* DATASET EXCERPTS
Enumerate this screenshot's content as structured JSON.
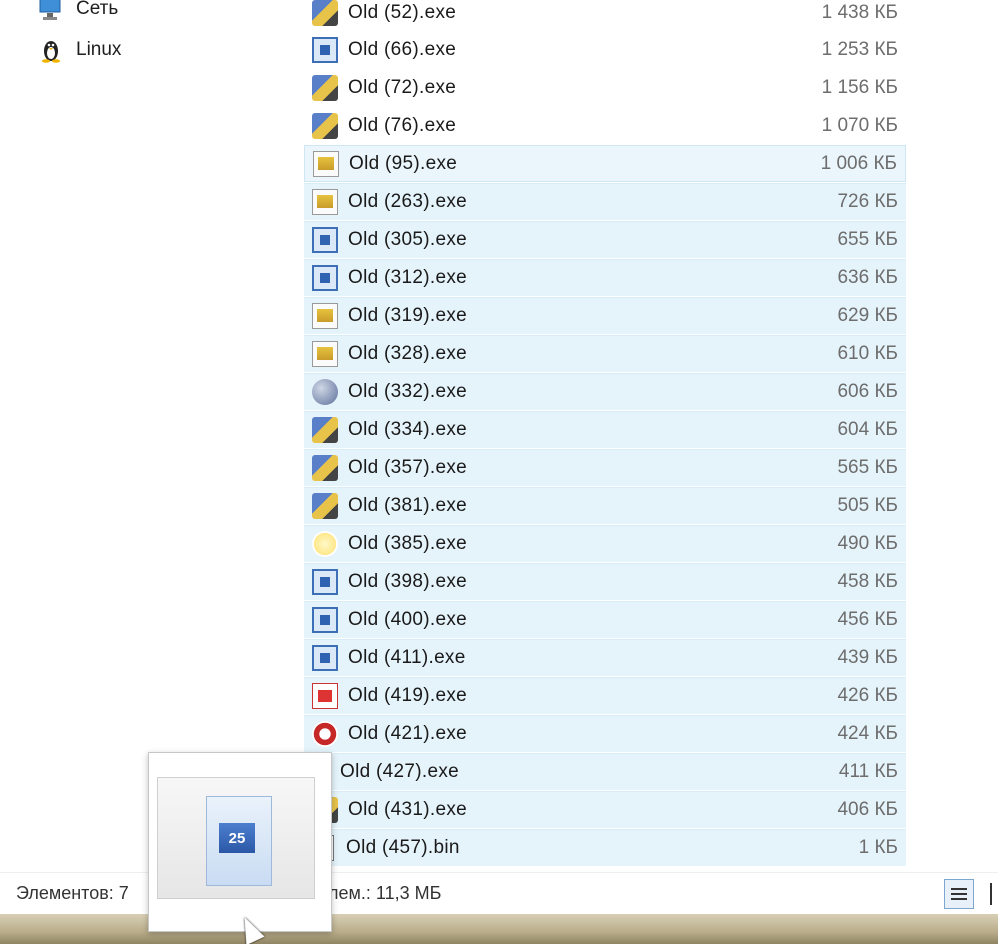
{
  "nav": {
    "items": [
      {
        "label": "Сеть",
        "icon": "network-icon"
      },
      {
        "label": "Linux",
        "icon": "linux-penguin-icon"
      }
    ]
  },
  "files": [
    {
      "name": "Old  (52).exe",
      "size": "1 438 КБ",
      "icon": "app-icon"
    },
    {
      "name": "Old  (66).exe",
      "size": "1 253 КБ",
      "icon": "window-icon"
    },
    {
      "name": "Old  (72).exe",
      "size": "1 156 КБ",
      "icon": "app-icon"
    },
    {
      "name": "Old  (76).exe",
      "size": "1 070 КБ",
      "icon": "app-icon"
    },
    {
      "name": "Old  (95).exe",
      "size": "1 006 КБ",
      "icon": "document-icon"
    },
    {
      "name": "Old  (263).exe",
      "size": "726 КБ",
      "icon": "document-icon"
    },
    {
      "name": "Old  (305).exe",
      "size": "655 КБ",
      "icon": "window-icon"
    },
    {
      "name": "Old  (312).exe",
      "size": "636 КБ",
      "icon": "window-icon"
    },
    {
      "name": "Old  (319).exe",
      "size": "629 КБ",
      "icon": "document-icon"
    },
    {
      "name": "Old  (328).exe",
      "size": "610 КБ",
      "icon": "document-icon"
    },
    {
      "name": "Old  (332).exe",
      "size": "606 КБ",
      "icon": "globe-icon"
    },
    {
      "name": "Old  (334).exe",
      "size": "604 КБ",
      "icon": "app-icon"
    },
    {
      "name": "Old  (357).exe",
      "size": "565 КБ",
      "icon": "app-icon"
    },
    {
      "name": "Old  (381).exe",
      "size": "505 КБ",
      "icon": "app-icon"
    },
    {
      "name": "Old  (385).exe",
      "size": "490 КБ",
      "icon": "sun-icon"
    },
    {
      "name": "Old  (398).exe",
      "size": "458 КБ",
      "icon": "window-icon"
    },
    {
      "name": "Old  (400).exe",
      "size": "456 КБ",
      "icon": "window-icon"
    },
    {
      "name": "Old  (411).exe",
      "size": "439 КБ",
      "icon": "window-icon"
    },
    {
      "name": "Old  (419).exe",
      "size": "426 КБ",
      "icon": "pdf-document-icon"
    },
    {
      "name": "Old  (421).exe",
      "size": "424 КБ",
      "icon": "red-logo-icon"
    },
    {
      "name": "Old  (427).exe",
      "size": "411 КБ",
      "icon": "black-file-icon"
    },
    {
      "name": "Old  (431).exe",
      "size": "406 КБ",
      "icon": "app-icon"
    },
    {
      "name": "Old  (457).bin",
      "size": "1 КБ",
      "icon": "blank-file-icon"
    }
  ],
  "status": {
    "count_text": "Элементов: 7",
    "selection_size_text": "лем.: 11,3 МБ"
  },
  "drag_ghost": {
    "badge_text": "25"
  },
  "colors": {
    "selection_bg": "#e5f3fb",
    "size_text": "#6d6d6d"
  }
}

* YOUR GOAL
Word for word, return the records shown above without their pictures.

* EXPECTED ANSWER
Enumerate this screenshot's content as structured JSON.
{
  "nav": {
    "items": [
      {
        "label": "Сеть",
        "icon": "network-icon"
      },
      {
        "label": "Linux",
        "icon": "linux-penguin-icon"
      }
    ]
  },
  "files": [
    {
      "name": "Old  (52).exe",
      "size": "1 438 КБ",
      "icon": "app-icon"
    },
    {
      "name": "Old  (66).exe",
      "size": "1 253 КБ",
      "icon": "window-icon"
    },
    {
      "name": "Old  (72).exe",
      "size": "1 156 КБ",
      "icon": "app-icon"
    },
    {
      "name": "Old  (76).exe",
      "size": "1 070 КБ",
      "icon": "app-icon"
    },
    {
      "name": "Old  (95).exe",
      "size": "1 006 КБ",
      "icon": "document-icon"
    },
    {
      "name": "Old  (263).exe",
      "size": "726 КБ",
      "icon": "document-icon"
    },
    {
      "name": "Old  (305).exe",
      "size": "655 КБ",
      "icon": "window-icon"
    },
    {
      "name": "Old  (312).exe",
      "size": "636 КБ",
      "icon": "window-icon"
    },
    {
      "name": "Old  (319).exe",
      "size": "629 КБ",
      "icon": "document-icon"
    },
    {
      "name": "Old  (328).exe",
      "size": "610 КБ",
      "icon": "document-icon"
    },
    {
      "name": "Old  (332).exe",
      "size": "606 КБ",
      "icon": "globe-icon"
    },
    {
      "name": "Old  (334).exe",
      "size": "604 КБ",
      "icon": "app-icon"
    },
    {
      "name": "Old  (357).exe",
      "size": "565 КБ",
      "icon": "app-icon"
    },
    {
      "name": "Old  (381).exe",
      "size": "505 КБ",
      "icon": "app-icon"
    },
    {
      "name": "Old  (385).exe",
      "size": "490 КБ",
      "icon": "sun-icon"
    },
    {
      "name": "Old  (398).exe",
      "size": "458 КБ",
      "icon": "window-icon"
    },
    {
      "name": "Old  (400).exe",
      "size": "456 КБ",
      "icon": "window-icon"
    },
    {
      "name": "Old  (411).exe",
      "size": "439 КБ",
      "icon": "window-icon"
    },
    {
      "name": "Old  (419).exe",
      "size": "426 КБ",
      "icon": "pdf-document-icon"
    },
    {
      "name": "Old  (421).exe",
      "size": "424 КБ",
      "icon": "red-logo-icon"
    },
    {
      "name": "Old  (427).exe",
      "size": "411 КБ",
      "icon": "black-file-icon"
    },
    {
      "name": "Old  (431).exe",
      "size": "406 КБ",
      "icon": "app-icon"
    },
    {
      "name": "Old  (457).bin",
      "size": "1 КБ",
      "icon": "blank-file-icon"
    }
  ],
  "status": {
    "count_text": "Элементов: 7",
    "selection_size_text": "лем.: 11,3 МБ"
  },
  "drag_ghost": {
    "badge_text": "25"
  },
  "colors": {
    "selection_bg": "#e5f3fb",
    "size_text": "#6d6d6d"
  }
}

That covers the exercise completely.